-- Task requirements --
Using the data below, work out how many of its lines contain "Seat", and give that number with nothing added.

-- Information given --
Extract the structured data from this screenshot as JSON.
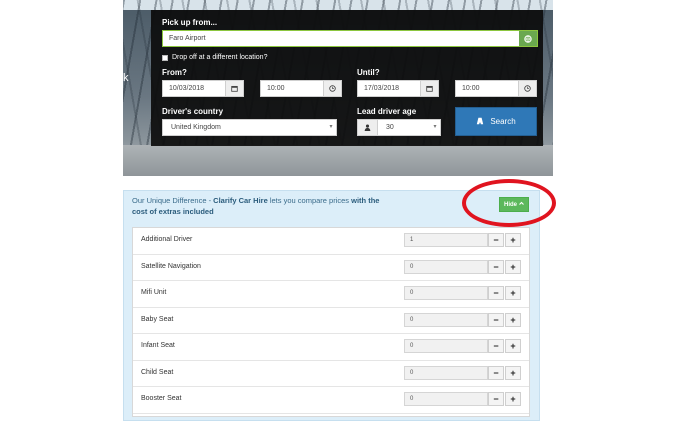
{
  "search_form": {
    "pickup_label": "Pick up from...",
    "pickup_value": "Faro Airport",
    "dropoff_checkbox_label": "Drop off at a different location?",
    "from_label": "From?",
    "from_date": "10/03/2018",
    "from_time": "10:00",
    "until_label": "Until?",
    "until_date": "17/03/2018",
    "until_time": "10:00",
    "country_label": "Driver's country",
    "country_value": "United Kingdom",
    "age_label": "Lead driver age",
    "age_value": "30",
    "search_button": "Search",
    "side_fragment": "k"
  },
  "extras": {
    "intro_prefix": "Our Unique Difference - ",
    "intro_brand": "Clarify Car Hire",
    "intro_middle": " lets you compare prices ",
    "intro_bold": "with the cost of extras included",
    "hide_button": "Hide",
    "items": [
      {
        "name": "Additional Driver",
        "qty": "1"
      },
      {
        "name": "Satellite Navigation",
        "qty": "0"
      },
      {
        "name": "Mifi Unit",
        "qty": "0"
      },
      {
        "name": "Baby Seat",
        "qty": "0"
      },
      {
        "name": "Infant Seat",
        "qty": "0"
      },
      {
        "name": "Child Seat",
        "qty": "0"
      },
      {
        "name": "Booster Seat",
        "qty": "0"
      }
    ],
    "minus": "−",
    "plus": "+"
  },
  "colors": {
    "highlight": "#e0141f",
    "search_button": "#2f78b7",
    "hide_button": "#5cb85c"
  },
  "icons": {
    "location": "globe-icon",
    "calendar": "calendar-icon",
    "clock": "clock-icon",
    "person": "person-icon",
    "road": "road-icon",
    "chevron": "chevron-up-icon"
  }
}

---

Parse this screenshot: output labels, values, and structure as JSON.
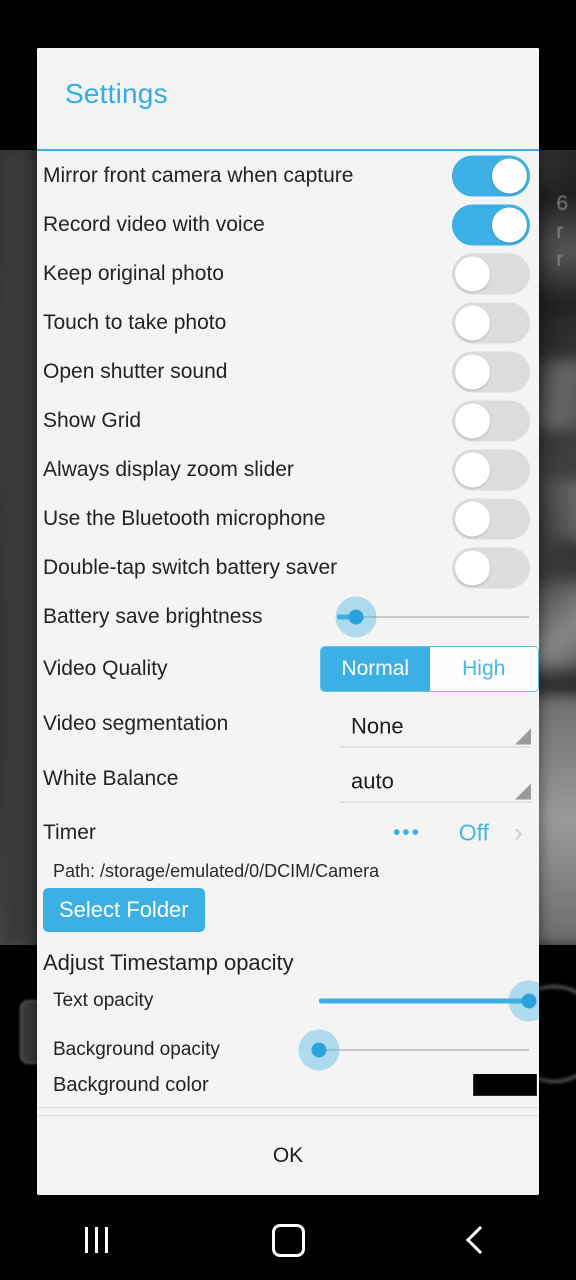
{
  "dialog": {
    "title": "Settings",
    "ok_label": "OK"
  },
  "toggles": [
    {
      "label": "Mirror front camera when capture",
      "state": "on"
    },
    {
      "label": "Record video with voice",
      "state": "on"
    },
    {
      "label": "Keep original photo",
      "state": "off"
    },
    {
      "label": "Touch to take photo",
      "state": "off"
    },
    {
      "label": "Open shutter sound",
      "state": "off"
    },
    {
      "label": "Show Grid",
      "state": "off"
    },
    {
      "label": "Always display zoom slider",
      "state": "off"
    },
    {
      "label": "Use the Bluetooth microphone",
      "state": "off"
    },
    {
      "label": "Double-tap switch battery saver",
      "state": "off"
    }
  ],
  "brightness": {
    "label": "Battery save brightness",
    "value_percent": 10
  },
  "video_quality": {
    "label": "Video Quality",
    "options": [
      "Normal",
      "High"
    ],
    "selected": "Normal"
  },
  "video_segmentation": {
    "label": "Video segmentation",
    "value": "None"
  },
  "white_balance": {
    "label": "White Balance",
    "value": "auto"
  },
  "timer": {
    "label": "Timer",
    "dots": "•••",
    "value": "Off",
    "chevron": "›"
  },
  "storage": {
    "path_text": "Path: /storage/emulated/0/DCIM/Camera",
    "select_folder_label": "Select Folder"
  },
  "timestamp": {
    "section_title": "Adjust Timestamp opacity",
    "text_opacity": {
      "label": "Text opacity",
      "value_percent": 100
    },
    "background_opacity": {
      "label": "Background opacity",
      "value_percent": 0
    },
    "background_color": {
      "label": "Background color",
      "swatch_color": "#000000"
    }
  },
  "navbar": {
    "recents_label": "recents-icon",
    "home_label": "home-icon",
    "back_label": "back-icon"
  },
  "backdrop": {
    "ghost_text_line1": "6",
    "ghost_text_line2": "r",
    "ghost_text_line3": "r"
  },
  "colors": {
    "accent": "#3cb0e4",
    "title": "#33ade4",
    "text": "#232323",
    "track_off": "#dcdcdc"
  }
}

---

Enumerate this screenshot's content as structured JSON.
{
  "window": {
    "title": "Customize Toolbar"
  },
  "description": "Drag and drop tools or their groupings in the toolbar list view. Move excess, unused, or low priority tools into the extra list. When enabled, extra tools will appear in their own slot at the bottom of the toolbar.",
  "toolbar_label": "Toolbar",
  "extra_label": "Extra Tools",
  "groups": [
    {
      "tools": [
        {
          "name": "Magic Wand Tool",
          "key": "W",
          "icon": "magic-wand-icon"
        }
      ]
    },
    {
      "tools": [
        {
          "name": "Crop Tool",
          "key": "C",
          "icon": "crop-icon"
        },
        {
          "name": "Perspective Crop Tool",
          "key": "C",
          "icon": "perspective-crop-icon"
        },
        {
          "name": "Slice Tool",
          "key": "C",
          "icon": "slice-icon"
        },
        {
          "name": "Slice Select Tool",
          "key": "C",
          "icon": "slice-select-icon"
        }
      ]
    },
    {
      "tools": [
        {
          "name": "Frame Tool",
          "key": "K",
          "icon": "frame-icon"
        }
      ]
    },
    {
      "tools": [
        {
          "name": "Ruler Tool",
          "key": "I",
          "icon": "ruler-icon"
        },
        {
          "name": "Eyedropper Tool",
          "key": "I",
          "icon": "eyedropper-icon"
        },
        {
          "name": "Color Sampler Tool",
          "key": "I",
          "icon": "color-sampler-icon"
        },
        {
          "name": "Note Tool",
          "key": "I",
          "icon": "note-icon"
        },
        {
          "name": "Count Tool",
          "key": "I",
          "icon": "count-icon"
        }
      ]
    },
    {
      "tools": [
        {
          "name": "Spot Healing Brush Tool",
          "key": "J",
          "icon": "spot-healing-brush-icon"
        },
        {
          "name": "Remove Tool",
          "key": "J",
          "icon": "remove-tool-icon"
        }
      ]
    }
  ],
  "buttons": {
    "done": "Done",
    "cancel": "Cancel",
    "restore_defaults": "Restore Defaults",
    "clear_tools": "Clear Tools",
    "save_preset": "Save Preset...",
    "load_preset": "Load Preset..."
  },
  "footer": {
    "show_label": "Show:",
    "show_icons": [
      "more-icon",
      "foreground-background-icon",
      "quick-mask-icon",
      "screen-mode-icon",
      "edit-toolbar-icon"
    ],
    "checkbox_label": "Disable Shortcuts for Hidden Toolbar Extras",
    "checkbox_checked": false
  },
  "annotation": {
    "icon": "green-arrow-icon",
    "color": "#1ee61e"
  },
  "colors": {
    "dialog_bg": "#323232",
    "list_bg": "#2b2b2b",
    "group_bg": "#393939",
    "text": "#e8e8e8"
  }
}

-- Result --
4